Sun | Jul 25, 2021

Cigar company wants to bring Cuban tobacco back to Tampa

Published:Wednesday | June 16, 2021 | 12:10 AM

The J.C. Newman Cigar Company claims to have the nation’s last bale of Cuban tobacco.

Purchased just prior to the United States government cutting off all business relations with the socialist nation in 1962, the Newman family now stores it in their Ybor City factory basement.

They use it as part of a history tour detailing Tampa’s time as cigar rolling capitol of the world, which was made possible due to the city’s close relationship with Cuba’s tobacco farmers.

The Newmans now hope to import the first bales of Cuban tobacco since the embargo was enacted six decades ago.

They have petitioned the US State Department for permission to do so via an Obama-era programme that allows American businesses to import goods and services produced by Cuban entrepreneurs who operate independently of Cuba’s state-run economy.

Cuban cigars are banned in the US because they are only rolled through a partnership between Cuba’s state-run Habanos SA and London-based Imperial Tobacco.

“There are independent farmers growing tobacco in Cuba, including some independent tobacco farming co-ops,” said Drew Newman, general counsel for J.C. Newman, which is Tampa’s last cigar factory. “Before President Kennedy imposed the Cuban Embargo, my grandfather and great-grandfather imported millions of pounds of Cuban tobacco into the United States through the Port of Tampa.”

To start, they would like to import 10,000 pounds of Cuban tobacco, enough to hand roll 150,000 to 175,000 cigars.

“We’ll take as much as we can get or as little as we can get,” Newman said. “I’m sure it will start off slowly as the US government gives us permission, but then we can grow it over time.”

Since Obama started the programme to support Cuba’s private sector, the US government has approved the import of coffee and charcoal.

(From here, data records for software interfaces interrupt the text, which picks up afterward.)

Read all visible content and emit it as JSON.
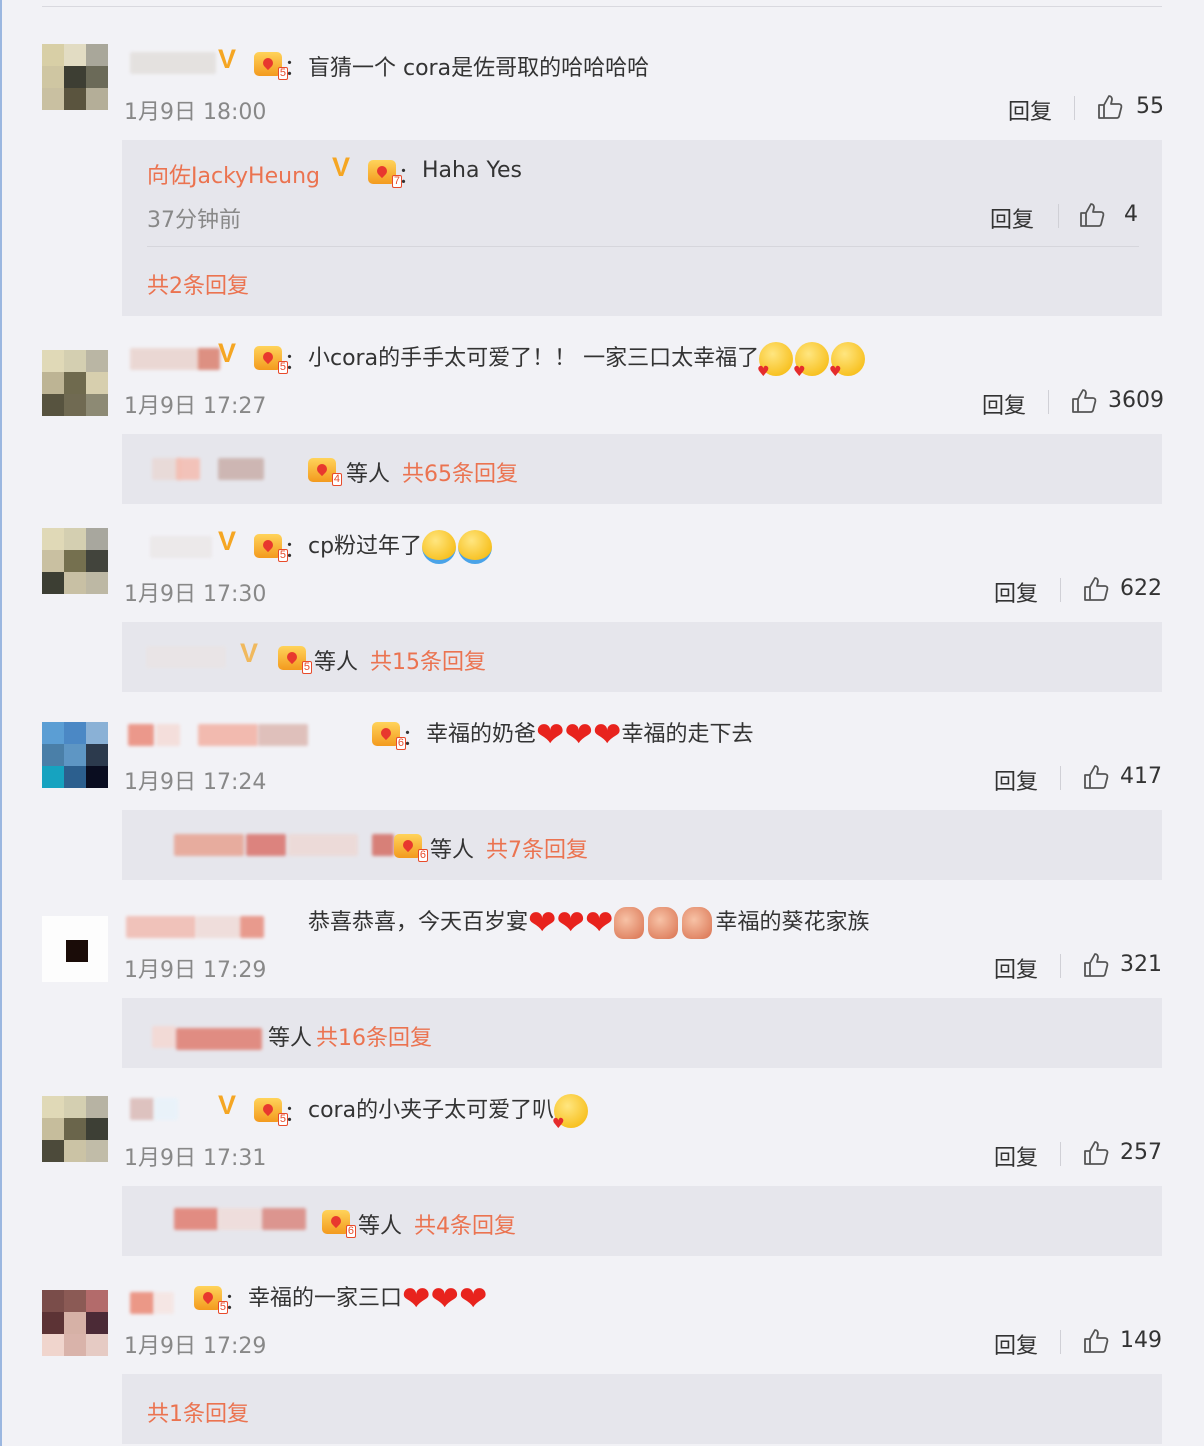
{
  "labels": {
    "reply": "回复"
  },
  "comments": [
    {
      "text": "盲猜一个 cora是佐哥取的哈哈哈哈",
      "time": "1月9日 18:00",
      "likes": "55",
      "sub": {
        "reply_user": "向佐JackyHeung",
        "reply_text": "Haha Yes",
        "reply_time": "37分钟前",
        "reply_likes": "4",
        "summary": "共2条回复"
      }
    },
    {
      "text": "小cora的手手太可爱了！！ 一家三口太幸福了",
      "time": "1月9日 17:27",
      "likes": "3609",
      "sub": {
        "etc": "等人",
        "summary": "共65条回复"
      }
    },
    {
      "text": "cp粉过年了",
      "time": "1月9日 17:30",
      "likes": "622",
      "sub": {
        "etc": "等人",
        "summary": "共15条回复"
      }
    },
    {
      "text_a": "幸福的奶爸",
      "text_b": "幸福的走下去",
      "time": "1月9日 17:24",
      "likes": "417",
      "sub": {
        "etc": "等人",
        "summary": "共7条回复"
      }
    },
    {
      "text_a": "恭喜恭喜，今天百岁宴",
      "text_b": "幸福的葵花家族",
      "time": "1月9日 17:29",
      "likes": "321",
      "sub": {
        "etc": "等人",
        "summary": "共16条回复"
      }
    },
    {
      "text": "cora的小夹子太可爱了叭",
      "time": "1月9日 17:31",
      "likes": "257",
      "sub": {
        "etc": "等人",
        "summary": "共4条回复"
      }
    },
    {
      "text": "幸福的一家三口",
      "time": "1月9日 17:29",
      "likes": "149",
      "sub": {
        "summary": "共1条回复"
      }
    }
  ],
  "colors": {
    "link": "#eb7350",
    "badge_v": "#f5a623",
    "heart": "#e8231d"
  },
  "icons": {
    "like": "thumbs-up-icon",
    "vip": "vip-crown-icon",
    "verified": "verified-v-icon"
  }
}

The Biden administration is considering allowing Americans to invest in Cuba’s private sector, said John Kavulich, president of the New York-based US-Cuba Trade and Economic Council, which analyses and predicts business trends between the nations. Currently, US citizens can only donate to the businesses.